Inside The Mind Of A Superfan

Andy Lyons via Getty Images

After Duke pulled out a victory over Wisconsin in the NCAA championship on April 6, ending the Badgers' March Madness run, Wisconsin fans were understandably disappointed. Photos circulated online of defeated Wisconsin fan dressed in a Teletubby costume, seemingly on the verge of tears.

“For certain fans, ones who have a very strong connection to a team, that role of team follower is very central to their overall identity,” says Daniel Wann, a sports psychology professor at Murray State University.

Wann developed the Sports Spectator Identification Scale (SSIS), to identify superfans, or what psychologists refer to as “highly identified fans” in the late '80s (it was published for the first time in 1993). The SSIS included questions such as:

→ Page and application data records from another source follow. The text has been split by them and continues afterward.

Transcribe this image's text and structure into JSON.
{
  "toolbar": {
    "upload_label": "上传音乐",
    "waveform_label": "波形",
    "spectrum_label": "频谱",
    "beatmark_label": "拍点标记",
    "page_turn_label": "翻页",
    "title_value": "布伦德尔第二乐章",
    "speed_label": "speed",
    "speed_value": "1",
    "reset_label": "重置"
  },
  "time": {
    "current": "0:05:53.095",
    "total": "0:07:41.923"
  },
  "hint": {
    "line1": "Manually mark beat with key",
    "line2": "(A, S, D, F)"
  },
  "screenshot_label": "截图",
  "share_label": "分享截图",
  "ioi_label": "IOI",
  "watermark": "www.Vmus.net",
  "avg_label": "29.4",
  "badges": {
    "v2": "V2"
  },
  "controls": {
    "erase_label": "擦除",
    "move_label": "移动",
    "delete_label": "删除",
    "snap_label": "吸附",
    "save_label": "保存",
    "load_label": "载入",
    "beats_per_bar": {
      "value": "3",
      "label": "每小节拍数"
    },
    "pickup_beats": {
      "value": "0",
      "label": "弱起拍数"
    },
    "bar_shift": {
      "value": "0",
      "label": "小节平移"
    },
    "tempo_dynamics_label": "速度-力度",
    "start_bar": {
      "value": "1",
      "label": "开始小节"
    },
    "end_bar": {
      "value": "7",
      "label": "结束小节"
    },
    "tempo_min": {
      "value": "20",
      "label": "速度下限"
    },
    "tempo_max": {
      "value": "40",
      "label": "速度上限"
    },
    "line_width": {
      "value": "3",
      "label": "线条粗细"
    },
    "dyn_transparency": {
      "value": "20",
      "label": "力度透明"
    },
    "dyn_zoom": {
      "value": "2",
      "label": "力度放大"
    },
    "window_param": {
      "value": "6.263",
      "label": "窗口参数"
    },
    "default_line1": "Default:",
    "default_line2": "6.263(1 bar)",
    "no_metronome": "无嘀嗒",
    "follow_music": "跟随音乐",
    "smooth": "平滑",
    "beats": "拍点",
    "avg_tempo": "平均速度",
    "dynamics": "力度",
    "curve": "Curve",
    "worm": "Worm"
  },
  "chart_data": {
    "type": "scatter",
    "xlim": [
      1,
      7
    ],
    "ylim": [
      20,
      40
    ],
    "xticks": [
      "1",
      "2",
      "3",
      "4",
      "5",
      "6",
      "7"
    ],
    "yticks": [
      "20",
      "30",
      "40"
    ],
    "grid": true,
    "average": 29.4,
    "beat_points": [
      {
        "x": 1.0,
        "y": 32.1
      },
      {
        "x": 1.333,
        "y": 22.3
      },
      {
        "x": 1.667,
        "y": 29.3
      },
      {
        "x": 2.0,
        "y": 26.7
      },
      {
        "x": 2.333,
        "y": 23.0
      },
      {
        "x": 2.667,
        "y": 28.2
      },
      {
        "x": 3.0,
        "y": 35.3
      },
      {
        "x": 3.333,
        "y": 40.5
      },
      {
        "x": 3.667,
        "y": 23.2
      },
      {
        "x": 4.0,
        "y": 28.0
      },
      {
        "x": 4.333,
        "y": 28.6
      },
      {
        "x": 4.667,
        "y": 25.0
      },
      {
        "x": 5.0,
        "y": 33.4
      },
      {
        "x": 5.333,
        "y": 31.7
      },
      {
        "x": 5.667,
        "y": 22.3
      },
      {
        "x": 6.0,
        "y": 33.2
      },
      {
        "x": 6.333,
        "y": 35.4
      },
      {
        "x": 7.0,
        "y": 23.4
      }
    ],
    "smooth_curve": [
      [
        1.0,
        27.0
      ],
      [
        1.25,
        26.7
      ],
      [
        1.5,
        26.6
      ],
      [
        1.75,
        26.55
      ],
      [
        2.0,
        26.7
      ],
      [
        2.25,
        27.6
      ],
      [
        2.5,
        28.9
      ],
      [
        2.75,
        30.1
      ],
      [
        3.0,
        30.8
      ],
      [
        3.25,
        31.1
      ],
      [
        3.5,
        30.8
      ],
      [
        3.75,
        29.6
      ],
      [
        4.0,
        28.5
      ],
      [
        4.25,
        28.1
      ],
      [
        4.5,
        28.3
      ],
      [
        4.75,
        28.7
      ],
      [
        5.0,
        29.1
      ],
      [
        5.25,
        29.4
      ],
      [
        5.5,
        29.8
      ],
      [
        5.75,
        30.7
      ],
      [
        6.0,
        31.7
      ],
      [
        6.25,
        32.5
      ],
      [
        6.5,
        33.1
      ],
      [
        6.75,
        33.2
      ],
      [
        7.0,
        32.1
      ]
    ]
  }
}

1. How important to YOU is it that the team listed above wins?
Not important 1 2 3 4 5 6 7 8 Very important

2. How strongly do YOU see YOURSELF as a fan of the team listed above?
Not at all a fan 1 2 3 4 5 6 7 8 Very much a fan

3. How strongly do your FRIENDS see YOU as a fan of the team listed above?
Not at all a fan 1 2 3 4 5 6 7 8 Very much a fan

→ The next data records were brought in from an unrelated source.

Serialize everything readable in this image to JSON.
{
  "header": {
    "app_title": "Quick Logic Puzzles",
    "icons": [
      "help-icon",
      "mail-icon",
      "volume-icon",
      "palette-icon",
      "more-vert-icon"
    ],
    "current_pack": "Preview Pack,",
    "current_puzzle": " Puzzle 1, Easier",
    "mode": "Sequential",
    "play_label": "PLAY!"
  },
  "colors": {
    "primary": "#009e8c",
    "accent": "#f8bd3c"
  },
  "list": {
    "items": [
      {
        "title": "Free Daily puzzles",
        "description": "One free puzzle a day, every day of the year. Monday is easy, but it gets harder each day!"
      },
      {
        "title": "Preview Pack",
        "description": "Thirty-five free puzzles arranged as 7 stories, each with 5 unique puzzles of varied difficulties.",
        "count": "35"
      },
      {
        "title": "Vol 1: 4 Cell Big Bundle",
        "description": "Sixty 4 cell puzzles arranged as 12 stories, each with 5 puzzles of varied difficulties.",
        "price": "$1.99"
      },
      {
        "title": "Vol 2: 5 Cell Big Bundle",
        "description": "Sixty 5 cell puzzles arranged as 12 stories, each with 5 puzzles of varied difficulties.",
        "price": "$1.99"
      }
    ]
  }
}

Where a respondent falls on the scale determines whether she is a low-, moderate-, or highly identified fan. While research shows that being a fan, especially a fan in a like-minded sports community (a Red Sox fan in Boston or a Yankees fan in New York), is linked to happiness and higher levels of well-being, being a superfan can have negative implications, too.

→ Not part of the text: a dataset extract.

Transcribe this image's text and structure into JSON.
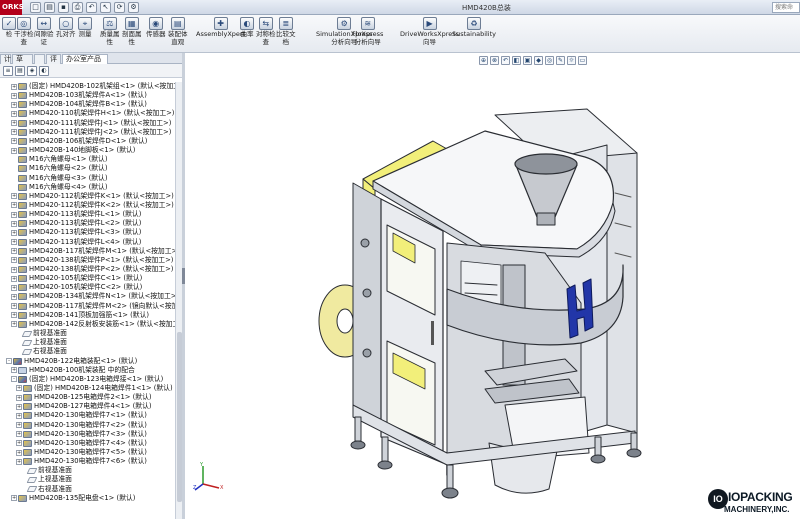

“It’s a major part, for some fans, of how they define themselves,” Wann says. “So when you get that wrapped up, that connected emotionally, to anything, the consequences of that thing are going to be felt personally.” For example, a putdown aimed at the Atlanta Braves might not phase a fair-weather Braves fan, but if a highly identified Braves fan hears the same putdown, he’s more likely to take the comment personally and be move to (sometimes physical) action. In fact, one of the best predictors of aggression among fans is a high level of team identification, as shown in this 2014 study of Iranian soccer fans.

While Wann says the vast majority of highly identified fans are well behaved, the stereotypical fan in the crowd screaming profanities while covered in blue body pain is probably a highly identified individual. "It just means that much to them," Wann says. Despite being psychologically invested in the game and seeing the players as extensions of themselves, fans can't physically impact the outcome of the match. “It’s as if in your mind, you’ve experienced the same thing that the players have done. And in some ways, actually the experience might even be more intense, because at least the players can do something about it. They have some control in the outcome,” Wann says.

Still, the fact that sport can bring highly identified fans to tears might actually be a good thing for a demographic that isn't necessarily associated with sensitivity. As Wann explains, sociologically speaking, for an institution such as sport to be viable in society, it has to benefit society, and sports fandom gives fans a socially acceptable way to be emotional. "Grown men will cry at sporting events," Wann says. "They won’t cry at their own daughter’s wedding, but they’ll cry at a sporting event."